Two days on, and I’m still not feeling great.
My eyes are swollen and red, I’m wheezing and coughing, and I would be lost without my nasal spray/ allergy eye drops/ Ventolin inhaler combo. I’m tired, knocked about, and feel in need of a good bloody sleep.
All of this because of pollen.
Humble, tiny, microscopic pollen.
As you have no doubt read, Melbourne has been through some pretty hectic weather.
On Monday evening, we experienced a rare and catastrophic chain of naturally-occuring 'weather events'. Searing 38 degree heat and extreme pollen levels sat heavy during the day, and as the afternoon headed towards evening, dark clouds moved overhead.
Us hayfever sufferers rejoiced at the idea of a cool change. Little did we know that the swirling storm winds were picking up the pollen and creating, essentially, a hayfever torture chamber.
As the sun set, residents across the city begun to experience tightness in the chest, wheezing, and other asthma symptoms. They're calling it, 'Thunderstorm Asthma'.
Robin Auld from Asthma Victoria spoke to the ABC, and says the condition was caused by the change in the size of pollen particles.
"What we understand is the heavy rain causes the rye grass pollen to absorb moisture and they then burst and become much smaller," he said.
"And those smaller particles can be dispersed very easily by wind over quite a distance. It's those smaller particles that can then get in through the nose, into the small bronchial tubes in the lungs and that's what causes the allergic reaction."
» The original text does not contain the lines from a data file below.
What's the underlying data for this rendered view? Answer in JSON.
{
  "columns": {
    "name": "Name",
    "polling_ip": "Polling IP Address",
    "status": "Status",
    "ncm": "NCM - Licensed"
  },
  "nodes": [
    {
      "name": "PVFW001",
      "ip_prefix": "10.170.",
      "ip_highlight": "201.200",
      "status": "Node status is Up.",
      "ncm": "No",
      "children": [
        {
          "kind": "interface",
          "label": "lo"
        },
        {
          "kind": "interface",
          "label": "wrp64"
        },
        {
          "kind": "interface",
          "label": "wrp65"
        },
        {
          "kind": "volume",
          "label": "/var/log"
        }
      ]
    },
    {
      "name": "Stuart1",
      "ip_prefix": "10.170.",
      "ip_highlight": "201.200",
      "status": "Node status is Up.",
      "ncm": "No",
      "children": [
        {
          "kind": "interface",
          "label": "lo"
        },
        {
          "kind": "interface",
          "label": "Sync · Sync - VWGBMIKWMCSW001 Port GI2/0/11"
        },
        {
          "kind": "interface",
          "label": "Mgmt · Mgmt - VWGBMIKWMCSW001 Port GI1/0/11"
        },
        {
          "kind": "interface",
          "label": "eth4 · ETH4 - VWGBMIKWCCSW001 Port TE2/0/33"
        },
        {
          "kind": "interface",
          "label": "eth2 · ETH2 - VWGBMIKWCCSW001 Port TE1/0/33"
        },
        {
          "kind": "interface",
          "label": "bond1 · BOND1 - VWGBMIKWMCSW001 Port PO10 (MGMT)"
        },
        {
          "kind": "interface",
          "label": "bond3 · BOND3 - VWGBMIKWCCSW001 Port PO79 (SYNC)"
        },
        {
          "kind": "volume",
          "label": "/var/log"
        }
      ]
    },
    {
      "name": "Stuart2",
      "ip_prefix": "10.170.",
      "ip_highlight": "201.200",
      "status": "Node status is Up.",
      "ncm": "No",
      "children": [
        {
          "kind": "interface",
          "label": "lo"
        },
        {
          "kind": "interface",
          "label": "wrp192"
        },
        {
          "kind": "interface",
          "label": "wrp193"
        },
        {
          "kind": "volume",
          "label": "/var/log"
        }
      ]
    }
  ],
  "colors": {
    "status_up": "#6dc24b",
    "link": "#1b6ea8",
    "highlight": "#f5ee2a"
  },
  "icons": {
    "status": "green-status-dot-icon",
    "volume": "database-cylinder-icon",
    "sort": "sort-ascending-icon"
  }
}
Normally, the rye grass pollen is much larger and gets trapped in the nose hairs, whereas on Monday they were sucked straight into the throat and lungs.